Retail giant promotes new Made in Britain range with product made overseas
This week British department store Debenhams announced that it was developing a new range for its stores that supported British manufacturing. Entitled ‘Made by Great Britons’, the range of British made goods are all to be displayed with a specially designed swing ticket to show how the retailer is flying the flag for UK production.
Normally I applaud anything that helps to support our factories here in the UK, but something about this latest announcement by Debenhams to sell products made in Britain seemed a little suspect.
For a start, the high street giant, which to the best of my knowledge currently sources nearly all of its products offshore, has called for UK suppliers to proactively get in touch so that Debenhams can ‘revitalise the UK clothing industry’. Why put out a press release asking suppliers to contact them when Debenhams has a sourcing department that would normally do this sort of thing?
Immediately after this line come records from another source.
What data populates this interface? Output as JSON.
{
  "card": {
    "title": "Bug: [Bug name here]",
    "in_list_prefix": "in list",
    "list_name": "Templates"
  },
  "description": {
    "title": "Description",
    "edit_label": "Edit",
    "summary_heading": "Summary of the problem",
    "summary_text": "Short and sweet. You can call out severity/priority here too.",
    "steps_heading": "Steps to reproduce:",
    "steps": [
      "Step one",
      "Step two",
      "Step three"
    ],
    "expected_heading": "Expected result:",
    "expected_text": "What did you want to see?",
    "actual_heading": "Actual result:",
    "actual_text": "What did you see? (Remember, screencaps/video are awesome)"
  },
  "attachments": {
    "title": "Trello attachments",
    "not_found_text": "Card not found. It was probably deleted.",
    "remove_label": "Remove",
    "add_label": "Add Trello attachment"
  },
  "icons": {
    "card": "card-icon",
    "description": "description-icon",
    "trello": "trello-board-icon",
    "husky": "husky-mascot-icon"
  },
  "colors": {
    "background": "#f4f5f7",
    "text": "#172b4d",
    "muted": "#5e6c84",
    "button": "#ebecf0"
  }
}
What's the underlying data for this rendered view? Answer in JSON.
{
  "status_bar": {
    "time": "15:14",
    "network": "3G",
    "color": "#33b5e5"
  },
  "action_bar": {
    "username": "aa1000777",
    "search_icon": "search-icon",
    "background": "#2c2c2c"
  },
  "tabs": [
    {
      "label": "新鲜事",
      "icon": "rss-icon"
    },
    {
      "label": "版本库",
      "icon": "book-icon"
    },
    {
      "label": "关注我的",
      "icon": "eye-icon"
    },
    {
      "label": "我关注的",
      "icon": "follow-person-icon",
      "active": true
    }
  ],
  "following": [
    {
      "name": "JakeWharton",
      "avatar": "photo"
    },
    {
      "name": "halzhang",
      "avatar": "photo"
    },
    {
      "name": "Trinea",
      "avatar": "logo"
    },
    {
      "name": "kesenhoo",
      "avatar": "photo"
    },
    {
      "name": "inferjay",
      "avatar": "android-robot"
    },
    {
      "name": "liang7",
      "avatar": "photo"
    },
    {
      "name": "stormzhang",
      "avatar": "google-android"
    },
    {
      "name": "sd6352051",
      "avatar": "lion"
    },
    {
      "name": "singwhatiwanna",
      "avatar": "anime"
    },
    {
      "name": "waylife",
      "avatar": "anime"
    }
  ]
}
Is it because they have realised that they have missed the boat a little on the wave of interest around British-made goods brought on by the Jubilee and Olympics this year? Is it also because John Lewis have been (quietly) championing UK manufacturers for over a year now? OK, let’s not be cynical, I’m sure it is just because they really feel that our clothing factories here are worth saving, despite having been one of the first to abandon these shores for cheaper labour costs overseas.
To tie in with the announcement Debenhams released a photograph of the new Made by Great Britons range, showing the label on a gold sequinned scarf. Hmmm, I know a lot about sourcing products from all over the world, and I know what our capabilities are in the UK these days, and sewing on sequins like that is definitely not one of them. So I put out a call to Debenhams via Twitter, saying that I didn’t know of ANY factory in the UK that sews on sequins like that but that I would love to be proved wrong. The reply from Debenhams was as follows:
Rather misleading, wouldn’t you say? Why show it on a product at all if that is the case? Would you put the packaging for a new range of vegetarian sausages on a packet of pork bangers and say ‘we are just showing what they are going to look like? No, because it is likely to mislead and cause offence to your customers. It is for exactly this reason that there should be clear guidelines around what can be promoted as Made in Britain and how it should be clearly labelled, ideally with a national ‘one for all’ logo that can only be displayed (or photographed) on products that have genuinely been made in Britain.
On a final note, in the press release announcing their new Made by Great Britons range Debenhams wrote: ‘Debenhams today announced it is helping to boost the economy by ramping up its use of British manufacturers’. What does ‘ramping up its use’ exactly mean? What percentage of their production will this actually be? And what long term commitment will they have to these new UK suppliers if they can’t even be bothered to use a British made product in their promotional material? Shudder to think…